KARACHI, Pakistan -- By foot, bus and bicycle, thousands of fervent followers of Benazir Bhutto converged yesterday on Karachi, preparing to welcome the former prime minister home today after eight years in exile.
Bhutto's expected return to this sprawling, chaotic port city adds a complex new dimension to Gen. Pervez Musharraf's months-long struggle to retain his presidential powers. Bhutto and the general have reached agreement on some elements of a power-sharing alliance, but deep mistrust persists on both sides.
As preparations for Bhutto's homecoming intensified, the Supreme Court began hearing a legal challenge in the capital, Islamabad, to Musharraf's election by Pakistani lawmakers to a new term. If Musharraf wins, he has promised to step down as army chief and serve as a civilian president, a move that would cost him considerable power.
If the Oct. 6 vote is declared invalid, it is widely feared that Musharraf will respond by declaring martial law.
Musharraf had urged Bhutto to stay away until after the court delivers its verdict, which could take days or weeks. But she rejected any delay, voicing determination to return and lead her party in parliamentary elections that are to take place by early next year.
"My return heralds for the people of Pakistan the turn in the wheel from dictatorship to democracy, from exploitation to empowerment, from violence to peace," she told journalists in Dubai, where she has maintained a home in exile.
At the news conference, Bhutto brushed aside security concerns, although she acknowledged threats against her by Islamic militants and others. "No one can be sure what will happen in Pakistan," she said.
Thousands of police and paramilitary troops were being deployed in Karachi, Pakistan's largest city, and bomb squads began sweeping the 10-mile route from the airport to the city center last night. Bhutto was to travel on a small mobile stage fitted with bulletproof glass.
Party leaders said they expected up to 1 million people to line the procession route, which was festooned with banners and billboards featuring larger-than-life images of the 54-year-old politician. Posters bearing the green, black and red colors of her Pakistan People's Party fluttered from lampposts and hung from tree branches.

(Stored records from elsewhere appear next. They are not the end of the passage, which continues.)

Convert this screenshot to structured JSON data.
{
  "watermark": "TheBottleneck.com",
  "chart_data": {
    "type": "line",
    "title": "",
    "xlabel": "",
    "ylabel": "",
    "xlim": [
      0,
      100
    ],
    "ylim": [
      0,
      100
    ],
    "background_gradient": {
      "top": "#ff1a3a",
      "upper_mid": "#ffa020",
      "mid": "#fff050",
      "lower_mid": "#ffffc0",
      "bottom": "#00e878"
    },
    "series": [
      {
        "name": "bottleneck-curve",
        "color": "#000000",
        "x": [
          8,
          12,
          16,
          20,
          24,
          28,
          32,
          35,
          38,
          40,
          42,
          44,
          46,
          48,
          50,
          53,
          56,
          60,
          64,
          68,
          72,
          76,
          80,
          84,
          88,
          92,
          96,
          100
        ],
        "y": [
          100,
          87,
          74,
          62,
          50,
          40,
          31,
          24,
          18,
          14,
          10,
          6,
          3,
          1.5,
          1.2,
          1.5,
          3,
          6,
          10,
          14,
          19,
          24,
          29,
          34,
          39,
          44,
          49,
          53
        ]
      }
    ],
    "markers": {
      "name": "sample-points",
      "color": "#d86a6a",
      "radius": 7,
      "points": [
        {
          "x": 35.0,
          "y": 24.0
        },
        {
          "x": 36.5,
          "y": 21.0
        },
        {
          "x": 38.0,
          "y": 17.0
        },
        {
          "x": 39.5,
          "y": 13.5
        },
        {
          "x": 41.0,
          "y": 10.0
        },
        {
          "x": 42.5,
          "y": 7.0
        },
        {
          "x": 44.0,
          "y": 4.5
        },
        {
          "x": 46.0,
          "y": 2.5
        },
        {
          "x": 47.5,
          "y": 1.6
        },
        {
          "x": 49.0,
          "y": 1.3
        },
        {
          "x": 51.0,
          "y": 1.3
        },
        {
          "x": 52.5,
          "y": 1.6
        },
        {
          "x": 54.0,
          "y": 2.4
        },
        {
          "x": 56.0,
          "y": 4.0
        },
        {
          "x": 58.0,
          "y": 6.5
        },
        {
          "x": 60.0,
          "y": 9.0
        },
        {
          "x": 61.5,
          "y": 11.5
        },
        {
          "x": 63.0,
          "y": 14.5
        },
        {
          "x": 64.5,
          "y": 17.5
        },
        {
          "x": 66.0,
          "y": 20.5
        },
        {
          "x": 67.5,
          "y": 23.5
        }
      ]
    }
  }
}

At the party's headquarters, disheveled followers showed off broken blisters they said came from making the trek on foot from outlying villages to welcome her.
"I would give my life for her, so to walk for five days was nothing," said Shahkar Lal Koli, 27.
Despite such displays of devotion, Bhutto's popularity has been tarnished by her political compromises with the highly unpopular Musharraf, combined with lingering public anger over allegations of graft and corruption that twice led to the dismissal of her government.
Earlier this month, Musharraf signed into law a bill granting her amnesty against corruption charges. But the measure is under court challenge, and Prime Minister Shaukat Aziz has hinted it could be rescinded.
Following her arrival in Karachi, Bhutto was to travel to the family's ancestral home of Larkana, deep in the interior of Sindh province. There, she has had an enormous mausoleum built to honor her father, Zulfikar Ali Bhutto, who was executed in 1979.
The choice of Karachi as the venue for Bhutto's homecoming raised fears because of the city's long history of political violence.
More than 45 people were killed in May during clashes between Bhutto supporters and a pro-Musharraf party, the Muttahida Qaumi Movement. The MQM promised that its followers would not disrupt the homecoming.
"The people will protect her," said Surendar Valasai, a party activist. "At least, this is what we hope and believe."
Laura King writes for the Los Angeles Times. Wire services contributed to this article.